DR Jonathan Owens, expert in operations management and the supply chain, at the University of Salford Business, school comments on the ongoing supply chain issues which have led KFC to close hundreds of its stores across the UK.
Dr Owens said: “Supply and demand is perhaps one of the most fundamental concepts of business economics and it really is the backbone of a market economy such as the UK’s. It would be reasonable to expect KFC to be at high utilisation of the distribution and net chains, particularly as it is the UK’s traditional half term breaks. But this is nothing new and for the supply process in a company the size of KFC, you would expect this to be planned.
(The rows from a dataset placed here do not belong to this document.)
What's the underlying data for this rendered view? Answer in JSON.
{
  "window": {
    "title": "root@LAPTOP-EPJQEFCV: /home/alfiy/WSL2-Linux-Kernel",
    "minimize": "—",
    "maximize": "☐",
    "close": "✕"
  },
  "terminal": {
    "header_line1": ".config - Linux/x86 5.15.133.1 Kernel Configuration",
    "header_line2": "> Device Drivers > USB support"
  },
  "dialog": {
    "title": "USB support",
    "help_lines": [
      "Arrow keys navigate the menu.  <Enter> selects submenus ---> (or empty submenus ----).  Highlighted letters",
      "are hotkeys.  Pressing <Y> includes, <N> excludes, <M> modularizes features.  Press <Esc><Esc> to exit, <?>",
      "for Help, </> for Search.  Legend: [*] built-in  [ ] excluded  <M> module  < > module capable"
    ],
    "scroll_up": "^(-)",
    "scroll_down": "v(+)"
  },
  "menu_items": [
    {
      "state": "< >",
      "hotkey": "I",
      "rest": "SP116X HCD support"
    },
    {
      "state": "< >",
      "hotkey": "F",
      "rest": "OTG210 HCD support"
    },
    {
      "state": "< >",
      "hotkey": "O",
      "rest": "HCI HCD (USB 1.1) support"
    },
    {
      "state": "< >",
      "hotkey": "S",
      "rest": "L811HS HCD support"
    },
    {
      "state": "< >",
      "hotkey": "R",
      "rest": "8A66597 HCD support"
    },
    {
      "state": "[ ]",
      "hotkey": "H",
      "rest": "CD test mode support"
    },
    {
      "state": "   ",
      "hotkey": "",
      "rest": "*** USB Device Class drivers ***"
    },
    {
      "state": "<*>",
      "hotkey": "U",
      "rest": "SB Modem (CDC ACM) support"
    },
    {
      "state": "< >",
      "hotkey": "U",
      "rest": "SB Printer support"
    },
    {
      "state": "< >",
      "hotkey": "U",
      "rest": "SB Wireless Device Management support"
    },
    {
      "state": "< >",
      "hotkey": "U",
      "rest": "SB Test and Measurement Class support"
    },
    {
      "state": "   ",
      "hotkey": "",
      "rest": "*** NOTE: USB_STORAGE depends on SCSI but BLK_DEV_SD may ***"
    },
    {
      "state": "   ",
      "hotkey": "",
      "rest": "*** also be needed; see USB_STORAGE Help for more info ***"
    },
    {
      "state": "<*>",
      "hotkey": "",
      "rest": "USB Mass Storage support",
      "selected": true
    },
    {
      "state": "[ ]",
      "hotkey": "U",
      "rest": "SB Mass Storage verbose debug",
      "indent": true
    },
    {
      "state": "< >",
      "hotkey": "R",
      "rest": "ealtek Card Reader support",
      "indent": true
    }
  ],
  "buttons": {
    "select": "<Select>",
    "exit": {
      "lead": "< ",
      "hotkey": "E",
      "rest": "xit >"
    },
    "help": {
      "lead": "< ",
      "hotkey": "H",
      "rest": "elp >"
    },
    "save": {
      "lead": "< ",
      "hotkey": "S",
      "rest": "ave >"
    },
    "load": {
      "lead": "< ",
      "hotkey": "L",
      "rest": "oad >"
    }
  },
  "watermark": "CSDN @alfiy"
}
“So what has gone wrong? It is not a regional problem, but nationwide as there are reports of outlets shutting up and down the UK. There are two key players involved in the supply of chicken to KFC. QSL, who are the relatively established partner and DHL who came onboard in November 2017 to manage the supply and distribution of food products. DHL are managing the physical warehouse and distribution service, therefore, in FMCG environment, this partnership in not really in its infancy.
“KFC chose the two companies for their reputation of “innovation in logistics.” So, what is so shocking is how quick the supply has gone and with little or no warning. Obviously there was demand there, because this is the result are seeing. However, supply represents how much the market can offer.
"This is the triangulation and communication between KFC, DHL, QSL and their first and second tier suppliers and so on. Depending upon the size of the chain could have an impact on the communication levels to front of shop and in FMCG industries there is very limited room for error. A major UK supermarket had similar issue in the early noughties when they attempted to implement ‘LeAgile’. We may never know the true reason as to what happened, but, the impact has been instant and at the front-line.”